__WORK ORDER__. Output each line of the data below exactly, omitting any image.

__THE DATA__.
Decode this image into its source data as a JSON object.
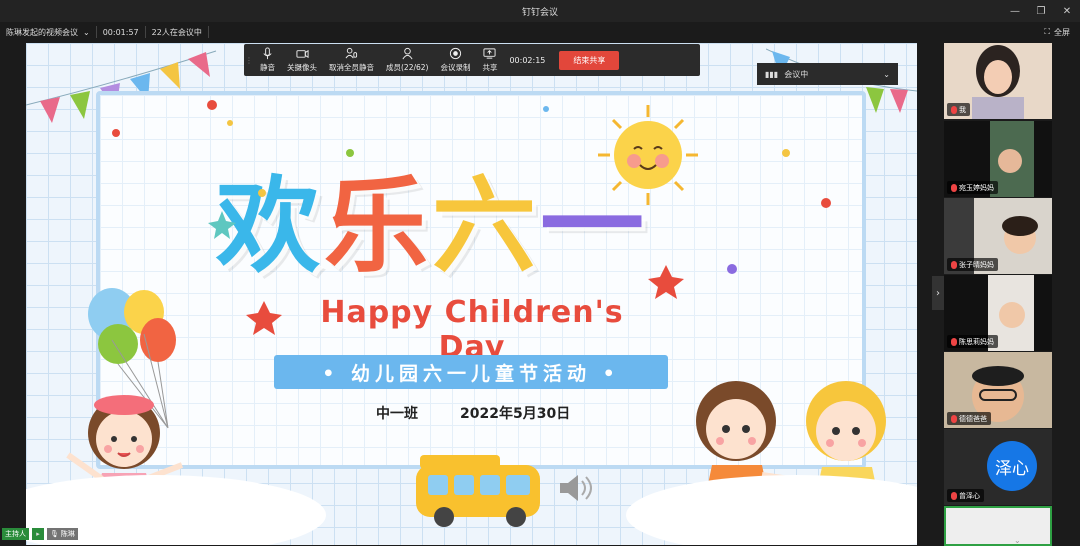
{
  "window": {
    "title": "钉钉会议"
  },
  "infobar": {
    "meeting_name": "陈琳发起的视频会议",
    "elapsed": "00:01:57",
    "participants_text": "22人在会议中",
    "fullscreen_label": "全屏"
  },
  "toolbar": {
    "buttons": [
      "静音",
      "关摄像头",
      "取消全员静音",
      "成员(22/62)",
      "会议录制",
      "共享"
    ],
    "timer": "00:02:15",
    "end_share_label": "结束共享"
  },
  "status": {
    "label": "会议中"
  },
  "slide": {
    "title_chars": [
      "欢",
      "乐",
      "六",
      "一"
    ],
    "english_title": "Happy Children's Day",
    "banner": "• 幼儿园六一儿童节活动 •",
    "class_name": "中一班",
    "date": "2022年5月30日"
  },
  "host": {
    "role_badge": "主持人",
    "name": "陈琳"
  },
  "participants": [
    {
      "name": "我"
    },
    {
      "name": "宛玉婷妈妈"
    },
    {
      "name": "张子晴妈妈"
    },
    {
      "name": "陈思莉妈妈"
    },
    {
      "name": "德德爸爸"
    },
    {
      "name": "曾泽心",
      "avatar_text": "泽心"
    }
  ],
  "colors": {
    "accent_red": "#e2473b",
    "banner_blue": "#6bb7ee",
    "avatar_blue": "#1677e6",
    "host_green": "#2a8c3b"
  }
}
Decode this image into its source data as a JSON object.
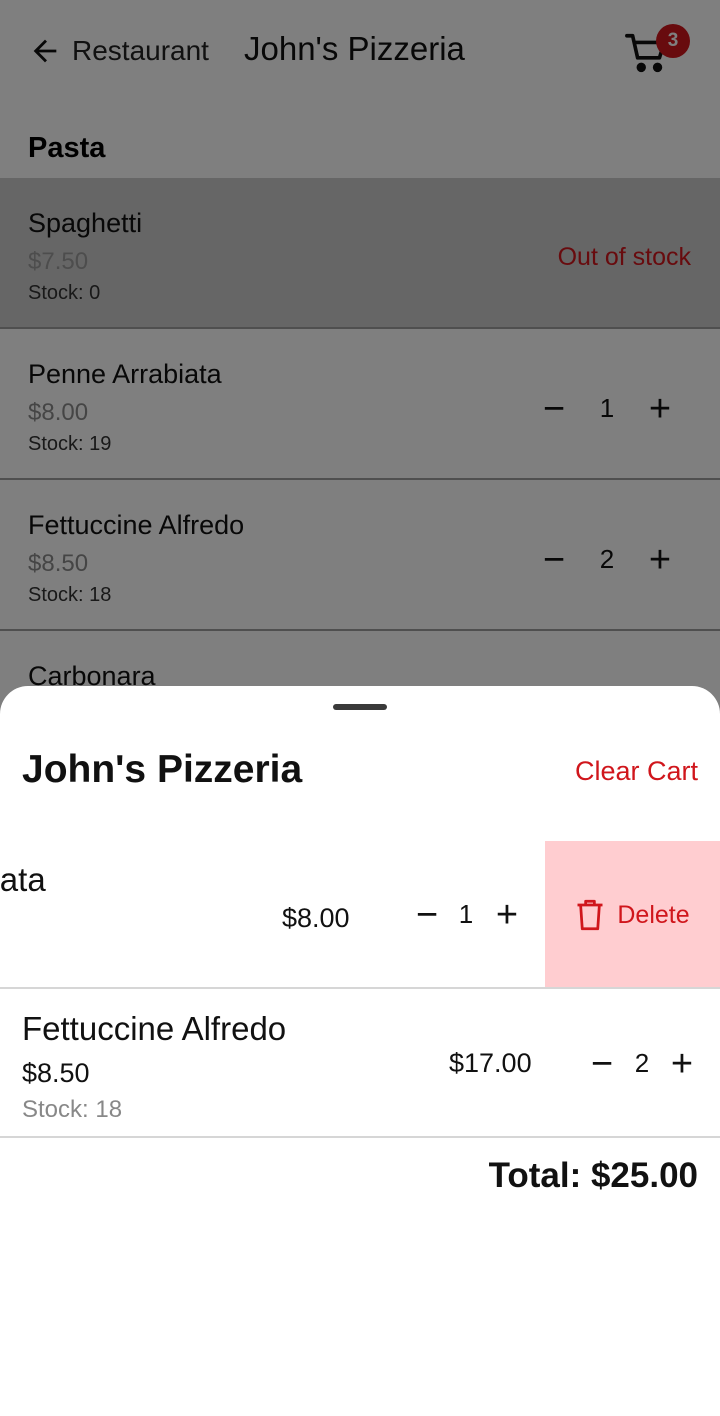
{
  "appbar": {
    "back_label": "Restaurant",
    "title": "John's Pizzeria",
    "cart_count": "3"
  },
  "menu": {
    "section_title": "Pasta",
    "items": [
      {
        "name": "Spaghetti",
        "price": "$7.50",
        "stock": "Stock: 0",
        "status": "Out of stock"
      },
      {
        "name": "Penne Arrabiata",
        "price": "$8.00",
        "stock": "Stock: 19",
        "qty": "1"
      },
      {
        "name": "Fettuccine Alfredo",
        "price": "$8.50",
        "stock": "Stock: 18",
        "qty": "2"
      },
      {
        "name": "Carbonara"
      }
    ]
  },
  "sheet": {
    "title": "John's Pizzeria",
    "clear_label": "Clear Cart",
    "items": [
      {
        "name": "Penne Arrabiata",
        "line_total": "$8.00",
        "qty": "1",
        "delete_label": "Delete"
      },
      {
        "name": "Fettuccine Alfredo",
        "price": "$8.50",
        "stock": "Stock: 18",
        "line_total": "$17.00",
        "qty": "2"
      }
    ],
    "total": "Total: $25.00"
  },
  "stepper": {
    "minus": "−",
    "plus": "+"
  },
  "colors": {
    "accent": "#d0161c",
    "delete_bg": "#ffcdd0",
    "scrim": "rgba(0,0,0,0.5)"
  }
}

__TASK RESULT__.
Decode this image into its source data as a JSON object.
{
  "window": {
    "title": "钉钉会议"
  },
  "infobar": {
    "meeting_name": "陈琳发起的视频会议",
    "elapsed": "00:01:57",
    "participants_text": "22人在会议中",
    "fullscreen_label": "全屏"
  },
  "toolbar": {
    "buttons": [
      "静音",
      "关摄像头",
      "取消全员静音",
      "成员(22/62)",
      "会议录制",
      "共享"
    ],
    "timer": "00:02:15",
    "end_share_label": "结束共享"
  },
  "status": {
    "label": "会议中"
  },
  "slide": {
    "title_chars": [
      "欢",
      "乐",
      "六",
      "一"
    ],
    "english_title": "Happy Children's Day",
    "banner": "• 幼儿园六一儿童节活动 •",
    "class_name": "中一班",
    "date": "2022年5月30日"
  },
  "host": {
    "role_badge": "主持人",
    "name": "陈琳"
  },
  "participants": [
    {
      "name": "我"
    },
    {
      "name": "宛玉婷妈妈"
    },
    {
      "name": "张子晴妈妈"
    },
    {
      "name": "陈思莉妈妈"
    },
    {
      "name": "德德爸爸"
    },
    {
      "name": "曾泽心",
      "avatar_text": "泽心"
    }
  ],
  "colors": {
    "accent_red": "#e2473b",
    "banner_blue": "#6bb7ee",
    "avatar_blue": "#1677e6",
    "host_green": "#2a8c3b"
  }
}
Decode this image into its source data as a JSON object.
{
  "appbar": {
    "back_label": "Restaurant",
    "title": "John's Pizzeria",
    "cart_count": "3"
  },
  "menu": {
    "section_title": "Pasta",
    "items": [
      {
        "name": "Spaghetti",
        "price": "$7.50",
        "stock": "Stock: 0",
        "status": "Out of stock"
      },
      {
        "name": "Penne Arrabiata",
        "price": "$8.00",
        "stock": "Stock: 19",
        "qty": "1"
      },
      {
        "name": "Fettuccine Alfredo",
        "price": "$8.50",
        "stock": "Stock: 18",
        "qty": "2"
      },
      {
        "name": "Carbonara"
      }
    ]
  },
  "sheet": {
    "title": "John's Pizzeria",
    "clear_label": "Clear Cart",
    "items": [
      {
        "name": "Penne Arrabiata",
        "line_total": "$8.00",
        "qty": "1",
        "delete_label": "Delete"
      },
      {
        "name": "Fettuccine Alfredo",
        "price": "$8.50",
        "stock": "Stock: 18",
        "line_total": "$17.00",
        "qty": "2"
      }
    ],
    "total": "Total: $25.00"
  },
  "stepper": {
    "minus": "−",
    "plus": "+"
  },
  "colors": {
    "accent": "#d0161c",
    "delete_bg": "#ffcdd0",
    "scrim": "rgba(0,0,0,0.5)"
  }
}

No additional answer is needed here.